A: Dia de los Muertos, also known as the Day of the Dead, is a Mexican holiday that takes place on November 1 and 2. It is a time when families gather to honor and remember deceased loved ones. Altars are created with photographs, favorite foods, and other offerings for the spirits of the departed. Festivities include skull masks, skull-shaped sweets, and the belief that the gates of heaven open, allowing the spirits to reunite with their living family members.
Q: How is Guy Fawkes Day related to Halloween?
A: In England, Guy Fawkes Day is celebrated on November 5 and is closely associated with Halloween. The holiday commemorates the failed plot to blow up Parliament and King James I in 1605. Bonfires are lit, effigies of Guy Fawkes are burned, and fireworks are set off as part of the celebrations. While Halloween has gained popularity in British culture, Guy Fawkes Day remains an important event that often overshadow Halloween festivities.

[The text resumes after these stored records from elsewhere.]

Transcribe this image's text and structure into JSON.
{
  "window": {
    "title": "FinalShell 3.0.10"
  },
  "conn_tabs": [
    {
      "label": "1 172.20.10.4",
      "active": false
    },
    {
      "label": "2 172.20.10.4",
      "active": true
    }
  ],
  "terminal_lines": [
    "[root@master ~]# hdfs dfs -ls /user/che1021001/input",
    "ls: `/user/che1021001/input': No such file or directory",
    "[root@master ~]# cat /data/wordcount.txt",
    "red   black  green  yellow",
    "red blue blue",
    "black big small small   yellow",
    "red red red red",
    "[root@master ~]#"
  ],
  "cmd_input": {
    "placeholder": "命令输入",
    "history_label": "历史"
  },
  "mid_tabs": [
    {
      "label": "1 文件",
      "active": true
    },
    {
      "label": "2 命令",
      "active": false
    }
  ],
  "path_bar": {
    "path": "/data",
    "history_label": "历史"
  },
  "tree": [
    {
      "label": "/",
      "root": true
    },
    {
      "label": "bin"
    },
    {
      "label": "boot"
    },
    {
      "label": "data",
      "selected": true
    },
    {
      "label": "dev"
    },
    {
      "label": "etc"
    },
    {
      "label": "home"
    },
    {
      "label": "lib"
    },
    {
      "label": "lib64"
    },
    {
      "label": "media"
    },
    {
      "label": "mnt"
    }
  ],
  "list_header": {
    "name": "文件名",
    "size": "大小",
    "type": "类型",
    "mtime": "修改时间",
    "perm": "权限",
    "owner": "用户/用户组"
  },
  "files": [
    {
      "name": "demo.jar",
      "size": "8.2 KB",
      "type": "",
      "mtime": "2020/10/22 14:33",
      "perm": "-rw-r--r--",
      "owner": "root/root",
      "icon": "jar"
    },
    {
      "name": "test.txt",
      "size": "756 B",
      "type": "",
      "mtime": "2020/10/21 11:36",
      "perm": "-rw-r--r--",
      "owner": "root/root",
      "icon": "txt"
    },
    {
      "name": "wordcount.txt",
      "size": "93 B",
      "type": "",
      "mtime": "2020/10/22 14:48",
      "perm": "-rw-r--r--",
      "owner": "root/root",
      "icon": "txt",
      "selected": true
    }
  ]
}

Q: How is Halloween celebrated in Japan and China?
A: Halloween is a relatively new holiday in Japan and China. In Japan, Halloween has become popular among young people who embrace the cosplay culture. Costume parties and gatherings are common, with participants dressing up in elaborate costumes. In China, Halloween is not widely celebrated, but the country has its own equivalent called the Hungry Ghost Festival. This festival occurs over several days and involves honoring good spirits and avoiding evil ones.
Q: What are some other unique Halloween celebrations around the world?
A: Halloween customs vary widely across different countries and regions. In Scotland, a Halloween ritual involves throwing nuts into a fire to determine the fate of a romantic relationship. In India, Halloween is celebrated with Halloween-themed menus in restaurants. Romania embraces its connection to the Dracula legend with parties and events at Bran Castle. New Orleans, Louisiana is known for its unique Halloween celebrations, combining voodoo and street parties. These are just a few examples of the diverse ways Halloween is observed globally.